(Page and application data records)
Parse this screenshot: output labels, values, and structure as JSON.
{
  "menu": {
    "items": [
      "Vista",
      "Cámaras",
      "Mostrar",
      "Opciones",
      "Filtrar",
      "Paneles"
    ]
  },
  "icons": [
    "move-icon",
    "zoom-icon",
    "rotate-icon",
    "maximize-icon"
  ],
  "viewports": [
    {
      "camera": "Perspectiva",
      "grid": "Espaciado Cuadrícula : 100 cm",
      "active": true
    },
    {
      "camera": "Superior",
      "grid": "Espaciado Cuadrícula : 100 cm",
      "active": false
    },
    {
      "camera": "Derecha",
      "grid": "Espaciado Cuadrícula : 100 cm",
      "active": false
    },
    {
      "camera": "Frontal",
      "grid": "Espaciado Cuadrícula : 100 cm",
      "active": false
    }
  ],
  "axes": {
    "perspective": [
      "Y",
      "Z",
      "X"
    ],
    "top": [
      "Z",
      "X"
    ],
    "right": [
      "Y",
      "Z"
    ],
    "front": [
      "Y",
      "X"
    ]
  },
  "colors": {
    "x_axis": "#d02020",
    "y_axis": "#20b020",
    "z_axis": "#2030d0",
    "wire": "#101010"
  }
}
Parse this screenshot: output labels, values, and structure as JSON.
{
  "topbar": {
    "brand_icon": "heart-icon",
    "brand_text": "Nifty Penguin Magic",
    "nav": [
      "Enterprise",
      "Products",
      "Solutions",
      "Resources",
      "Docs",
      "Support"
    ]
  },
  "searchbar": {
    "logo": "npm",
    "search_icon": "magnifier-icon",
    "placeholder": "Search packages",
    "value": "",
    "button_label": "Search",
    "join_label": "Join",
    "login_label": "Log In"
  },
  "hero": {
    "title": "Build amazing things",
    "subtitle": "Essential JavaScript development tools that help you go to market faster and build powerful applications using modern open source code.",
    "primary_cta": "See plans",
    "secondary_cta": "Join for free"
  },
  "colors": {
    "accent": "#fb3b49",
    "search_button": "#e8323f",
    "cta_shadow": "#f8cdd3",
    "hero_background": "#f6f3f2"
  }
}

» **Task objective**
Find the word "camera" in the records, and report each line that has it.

» **Reply**
      "camera": "Perspectiva",
      "camera": "Superior",
      "camera": "Derecha",
      "camera": "Frontal",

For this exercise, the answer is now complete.